Allen Warren supports the mayor’s initiatives, but doesn’t feel the love for his own plan

This is an extended version of a story that ran in the July 6, 2017, issue.

Just two weeks after the launch of an ambitious $64 million plan to help Sacramento’s mentally ill homeless population find treatment and housing, the mood in City Hall turned somber again as North Sacramento Councilman Allen Warren expressed frustration about the lack of political support for his proposed tent city.

Warren’s comments came days after a homeless friend passed away, and also following news that county officials may spend an extra $3.8 million to destroy encampments along the creeks and levees, forcing hundreds out of the parkway.

The District 2 representative made his thoughts known during a June 27 meeting on strategies for expanding shelter services. Warren has been advocating for the creation of a safe, sanitary, outreach-oriented camp where those experiencing homelessness could find services and peace of mind. In March, his team unveiled a plan for such a facility, which would include showers, dog kennels, storage space, housing experts and medical treatment.

So far, only Councilwoman Angelique Ashby has publicly backed the plan. And Warren finally made it clear the lack of progress is bothering him, especially after two men living on the streets were murdered and a friend of his own—a Grant High School employee—died while living out of his car. “I’d like to see us do more, sooner,” Warren stressed. “On a daily basis I get very troubling calls about this homeless issue.”

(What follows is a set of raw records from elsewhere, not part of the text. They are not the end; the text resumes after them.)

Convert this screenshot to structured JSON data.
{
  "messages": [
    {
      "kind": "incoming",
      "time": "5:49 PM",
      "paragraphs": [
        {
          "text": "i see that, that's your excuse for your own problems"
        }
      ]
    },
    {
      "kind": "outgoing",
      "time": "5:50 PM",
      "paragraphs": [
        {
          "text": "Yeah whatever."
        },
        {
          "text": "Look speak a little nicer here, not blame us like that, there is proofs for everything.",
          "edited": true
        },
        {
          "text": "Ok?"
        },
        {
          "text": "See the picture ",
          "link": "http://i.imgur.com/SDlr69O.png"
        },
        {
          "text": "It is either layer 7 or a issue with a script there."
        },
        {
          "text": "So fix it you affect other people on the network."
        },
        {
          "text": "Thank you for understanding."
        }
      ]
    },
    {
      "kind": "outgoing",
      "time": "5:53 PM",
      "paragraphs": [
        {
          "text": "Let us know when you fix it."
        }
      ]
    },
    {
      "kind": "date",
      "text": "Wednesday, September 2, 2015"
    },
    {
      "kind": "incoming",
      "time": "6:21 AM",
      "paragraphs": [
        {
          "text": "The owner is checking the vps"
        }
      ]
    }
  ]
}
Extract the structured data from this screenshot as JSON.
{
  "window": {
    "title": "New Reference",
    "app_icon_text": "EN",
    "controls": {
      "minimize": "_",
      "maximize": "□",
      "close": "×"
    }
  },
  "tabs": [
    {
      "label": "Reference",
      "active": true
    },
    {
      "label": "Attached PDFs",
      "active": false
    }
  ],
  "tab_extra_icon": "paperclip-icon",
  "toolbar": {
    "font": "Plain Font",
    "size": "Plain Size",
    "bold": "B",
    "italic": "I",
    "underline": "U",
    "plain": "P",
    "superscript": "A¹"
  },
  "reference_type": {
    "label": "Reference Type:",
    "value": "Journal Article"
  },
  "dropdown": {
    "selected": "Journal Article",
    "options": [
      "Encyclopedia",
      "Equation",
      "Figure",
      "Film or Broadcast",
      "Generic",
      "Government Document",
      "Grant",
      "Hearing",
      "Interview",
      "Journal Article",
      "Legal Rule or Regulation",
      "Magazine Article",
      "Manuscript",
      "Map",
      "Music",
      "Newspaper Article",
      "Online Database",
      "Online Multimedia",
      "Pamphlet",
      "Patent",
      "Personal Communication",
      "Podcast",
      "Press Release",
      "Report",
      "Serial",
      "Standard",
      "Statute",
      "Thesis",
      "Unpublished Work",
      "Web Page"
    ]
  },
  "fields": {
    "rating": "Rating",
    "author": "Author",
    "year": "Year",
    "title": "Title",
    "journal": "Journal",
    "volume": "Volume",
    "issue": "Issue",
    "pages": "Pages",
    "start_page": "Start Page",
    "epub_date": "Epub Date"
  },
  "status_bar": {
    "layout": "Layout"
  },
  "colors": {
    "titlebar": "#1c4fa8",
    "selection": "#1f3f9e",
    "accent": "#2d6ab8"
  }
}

Dropping his forehead into his palm, Warren added, “I know I don’t have all the solutions, but it’s the will of this council, including me, that all of our ideas are valid and have a place on the table and should be given due consideration. And I’m prepared to be bold.”

Earlier the same day, Councilman Steve Hansen sent a letter to the city manager expressing alarm about the deaths of the two homeless men, both of which happened in his Midtown district. Hansen asked for a plan for increasing safety around parks and other outdoor areas. During the meeting, Hansen acknowledged his own vexation. “The problem has gotten worse,” Hansen said. “We know we don’t have answers.”

Mayor Darrell Steinberg, who was largely responsible for landing a new $16 million-a-year medical grant for the homeless, tried to stay upbeat as the evening closed. “This is a hard subject,” Steinberg said. “And the No. 1 word associated with it is tremendous frustration … but we don’t have time for frustration.”

Two days later, police arrested a man on suspicion of beating his girlfriend unconscious at a homeless camp, and responded to call involving a homeless woman whose ankle was fractured by a car while jaywalking. On Sunday morning, police discovered the body of a 55-year-old man they believe fell accidentally from a campsite perched atop a concrete support pillar of a railroad overcrossing bridge onto the rocks below.